In six out of eight comparisons, the managed fund outperformed the ETF when the time period examined was one year. When the time period was three years, the results were much more mixed with the managed funds still showing a slight edge. But by five years, the results became highly similar, slightly favoring the ETFs.

It appears then that the ETFs may be better when held for long periods, while the managed funds, apparently being able to profit from short-term market trends, come out on top.

Suggested Strategy

If you consider yourself a very long-term investor, I would consider that holding Vanguard ETFs or those mutual funds with the same portfolio composition as an ETF, such as VIGAX, to be your best course of action.

If you prefer to try to maximize your returns over shorter time periods, especially within a tax-deferred portfolio such as a 401(k), many of Vanguard's actively managed funds may be able to help you achieve that goal even better than ETFs with a similar type of portfolio makeup.

This article was written by

Tom Madell profile picture
Tom Madell, Ph.D., is the publisher of Mutual Fund/ETF Research Newsletter, a free newsletter which began publication in 1999 with thousands of readers. It has become one of the most popular mutual fund/ETF newsletters on the internet, as shown here. His site has been named as one of the "Top 12 Investment Newsletters Focusing on Mutual Funds" at , an important fund information provider, under "Fund Newsletter". Also, recently his Newsletter was recognized as one of 5 expert mutual fund resources worth following offering free, and, in its case, particularly "unbiased, useful, and original advice" at .He is also a researcher/writer/investor whose articles have appeared on hundreds of websites, including the Wall Street Journal, USA Today, Morningstar and in the international media.His articles have been among the most popular among those posted on the website by non-Morningstar employed contributors.His recommendations have an outstanding, long-standing record of success . His complete list of former articles can be accessed at

Disclosure: I/we have no stock, option or similar derivative position in any of the companies mentioned, and no plans to initiate any such positions within the next 72 hours. I wrote this article myself, and it expresses my own opinions.

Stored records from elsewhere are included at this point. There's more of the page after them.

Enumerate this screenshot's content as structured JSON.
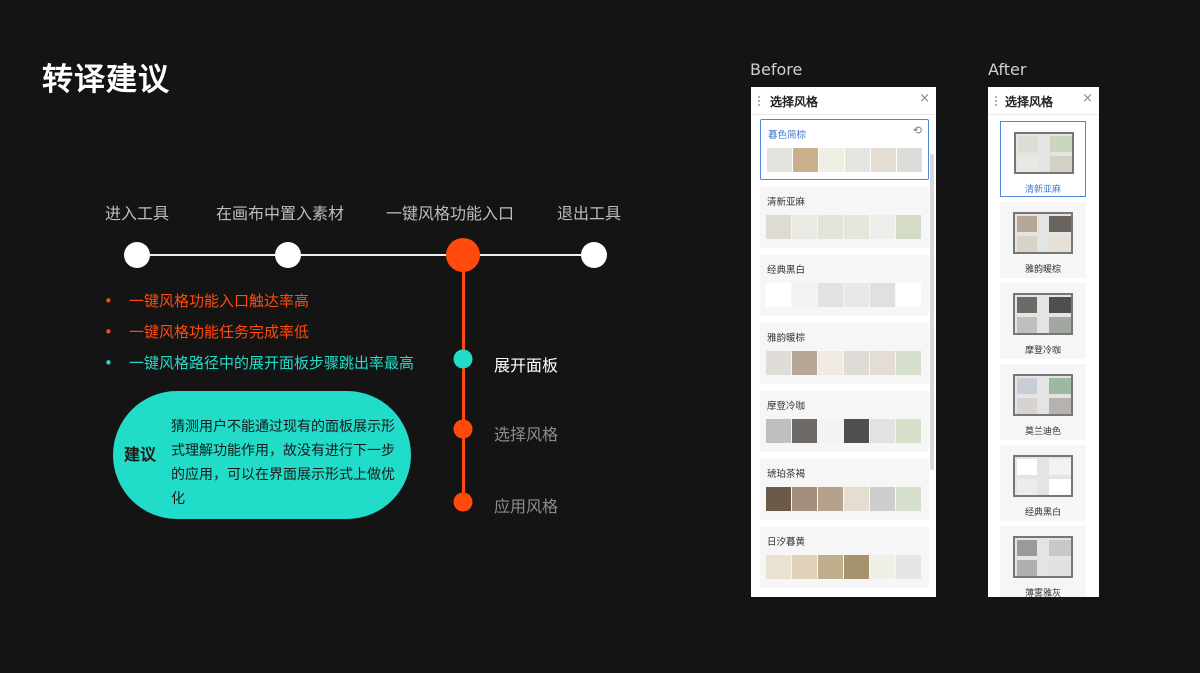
{
  "title": "转译建议",
  "colors": {
    "accent": "#ff4a0c",
    "cyan": "#22dcca",
    "muted": "#8c8c8c"
  },
  "timeline": {
    "steps": [
      "进入工具",
      "在画布中置入素材",
      "一键风格功能入口",
      "退出工具"
    ],
    "substeps": [
      "展开面板",
      "选择风格",
      "应用风格"
    ]
  },
  "bullets": [
    {
      "text": "一键风格功能入口触达率高"
    },
    {
      "text": "一键风格功能任务完成率低"
    },
    {
      "text": "一键风格路径中的展开面板步骤跳出率最高"
    }
  ],
  "suggestion": {
    "tag": "建议",
    "text": "猜测用户不能通过现有的面板展示形式理解功能作用，故没有进行下一步的应用，可以在界面展示形式上做优化"
  },
  "before": {
    "caption": "Before",
    "panel_title": "选择风格",
    "close": "×",
    "reset": "⟲",
    "styles": [
      {
        "name": "暮色简棕",
        "swatches": [
          "#e4e2dd",
          "#c9b08a",
          "#f0ede3",
          "#e6e6e0",
          "#e3ddd2",
          "#dcdcd8"
        ]
      },
      {
        "name": "清新亚麻",
        "swatches": [
          "#dedbd3",
          "#ebe9e4",
          "#e2e4d8",
          "#e5e5dc",
          "#eeeeea",
          "#d4dcc8"
        ]
      },
      {
        "name": "经典黑白",
        "swatches": [
          "#ffffff",
          "#f2f2f2",
          "#e2e2e2",
          "#e8e8e8",
          "#e0e0e0",
          "#ffffff"
        ]
      },
      {
        "name": "雅韵暖棕",
        "swatches": [
          "#e0ddd8",
          "#b5a695",
          "#efebe2",
          "#dedad5",
          "#e4ddd5",
          "#d6dfcb"
        ]
      },
      {
        "name": "摩登冷咖",
        "swatches": [
          "#bfbfbf",
          "#6d6a66",
          "#f3f3f3",
          "#4f4f4f",
          "#e2e2e2",
          "#d6dfcb"
        ]
      },
      {
        "name": "琥珀茶褐",
        "swatches": [
          "#6b5a4a",
          "#a38f7b",
          "#b5a18c",
          "#e5ddcf",
          "#cdcdcd",
          "#d6dfcb"
        ]
      },
      {
        "name": "日汐暮黄",
        "swatches": [
          "#e9e2d1",
          "#dfd2b8",
          "#bfaf8d",
          "#a6936d",
          "#f0efe8",
          "#e6e6e6"
        ]
      }
    ]
  },
  "after": {
    "caption": "After",
    "panel_title": "选择风格",
    "close": "×",
    "styles": [
      {
        "name": "清新亚麻",
        "colors": [
          "#dedbd3",
          "#c9d6be",
          "#e9e7e1",
          "#d4d0c8"
        ]
      },
      {
        "name": "雅韵暖棕",
        "colors": [
          "#b5a695",
          "#6b6560",
          "#d9d2c8",
          "#e6dfd6"
        ]
      },
      {
        "name": "摩登冷咖",
        "colors": [
          "#6d6a66",
          "#4f4f4f",
          "#bfbfbf",
          "#a0a8a0"
        ]
      },
      {
        "name": "莫兰迪色",
        "colors": [
          "#c8ccd6",
          "#9fb8a0",
          "#d6d3d0",
          "#b8b2ae"
        ]
      },
      {
        "name": "经典黑白",
        "colors": [
          "#ffffff",
          "#f2f2f2",
          "#ececec",
          "#ffffff"
        ]
      },
      {
        "name": "薄雾雅灰",
        "colors": [
          "#9a9a9a",
          "#c8c8c8",
          "#b0b0b0",
          "#e0e0e0"
        ]
      }
    ]
  }
}
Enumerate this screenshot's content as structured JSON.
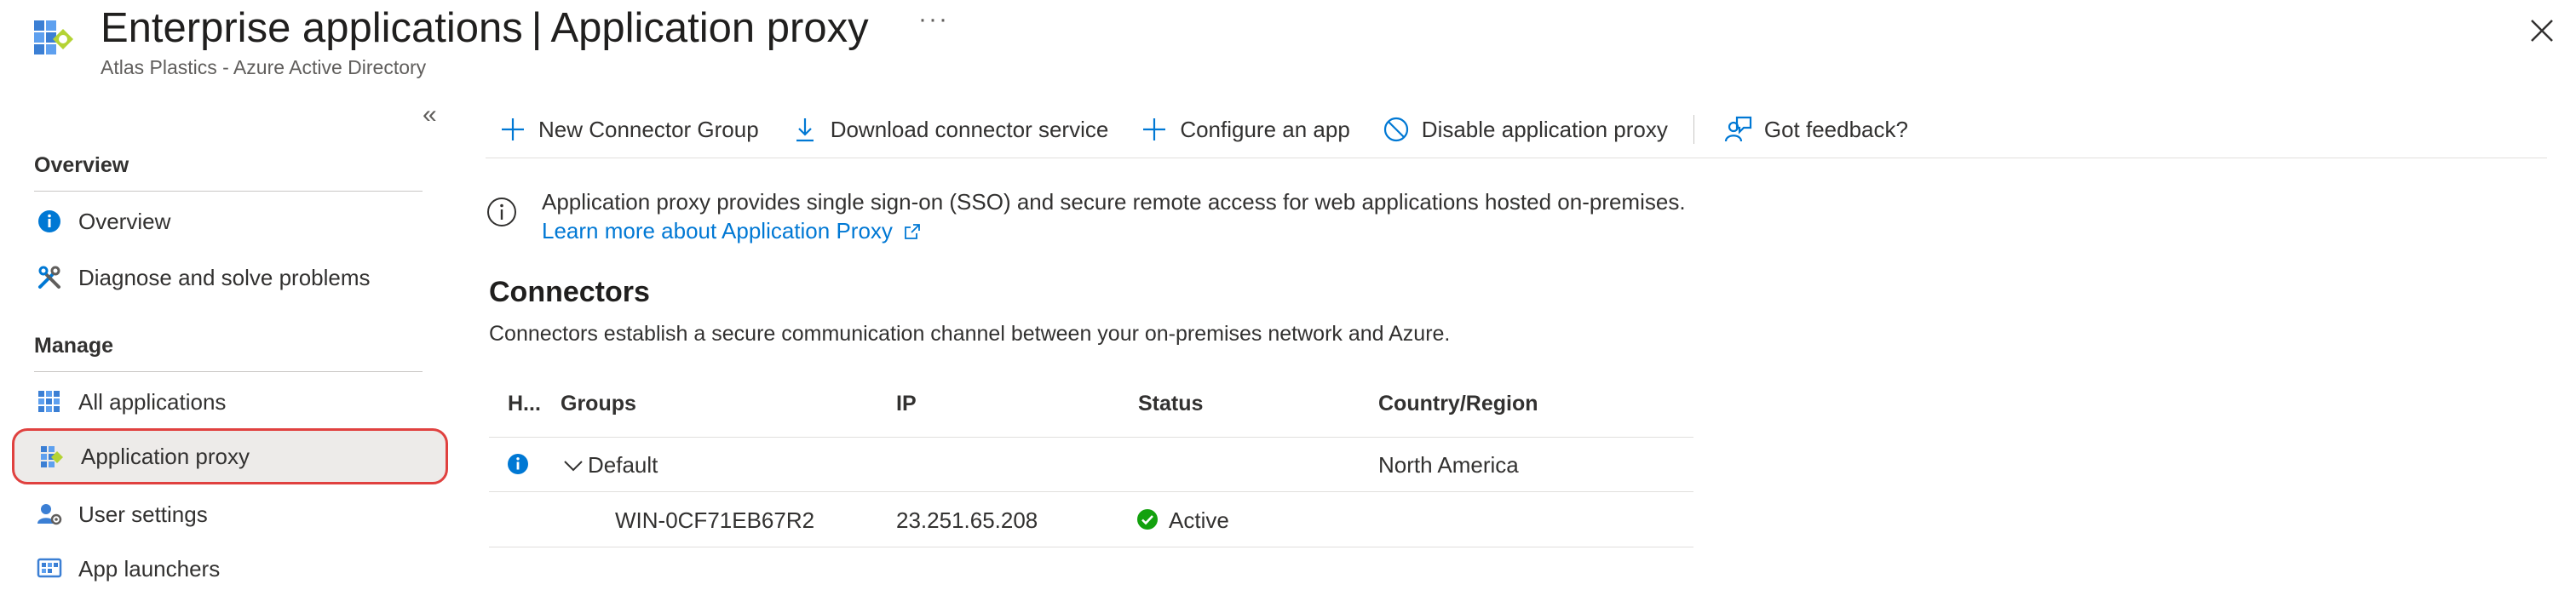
{
  "header": {
    "title_part1": "Enterprise applications",
    "title_separator": "|",
    "title_part2": "Application proxy",
    "more_label": "···",
    "subtitle": "Atlas Plastics - Azure Active Directory"
  },
  "sidebar": {
    "collapse_label": "«",
    "sections": [
      {
        "title": "Overview"
      },
      {
        "title": "Manage"
      }
    ],
    "items": [
      {
        "label": "Overview",
        "icon": "info-circle-icon"
      },
      {
        "label": "Diagnose and solve problems",
        "icon": "wrench-icon"
      },
      {
        "label": "All applications",
        "icon": "grid-icon"
      },
      {
        "label": "Application proxy",
        "icon": "app-proxy-icon",
        "selected": true
      },
      {
        "label": "User settings",
        "icon": "user-settings-icon"
      },
      {
        "label": "App launchers",
        "icon": "app-launchers-icon"
      }
    ]
  },
  "toolbar": {
    "new_connector_group": "New Connector Group",
    "download_connector_service": "Download connector service",
    "configure_app": "Configure an app",
    "disable_proxy": "Disable application proxy",
    "feedback": "Got feedback?"
  },
  "info": {
    "text": "Application proxy provides single sign-on (SSO) and secure remote access for web applications hosted on-premises.",
    "link": "Learn more about Application Proxy"
  },
  "connectors": {
    "title": "Connectors",
    "description": "Connectors establish a secure communication channel between your on-premises network and Azure.",
    "columns": {
      "health": "H...",
      "groups": "Groups",
      "ip": "IP",
      "status": "Status",
      "region": "Country/Region"
    },
    "group": {
      "name": "Default",
      "region": "North America"
    },
    "connector": {
      "name": "WIN-0CF71EB67R2",
      "ip": "23.251.65.208",
      "status": "Active"
    }
  },
  "colors": {
    "accent": "#0078d4",
    "success": "#13a10e",
    "highlight_border": "#e0413f"
  }
}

I am not receiving compensation for it (other than from Seeking Alpha). I have no business relationship with any company whose stock is mentioned in this article.

Additional disclosure: I own Vanguard Windsor (VWNDX) and FTSE Emerging Markets ETF (VWO).

Recommended For You

Comments (5)

To ensure this doesn’t happen in the future, please enable Javascript and cookies in your browser.
Is this happening to you frequently? Please report it on our feedback forum.
If you have an ad-blocker enabled you may be blocked from proceeding. Please disable your ad-blocker and refresh.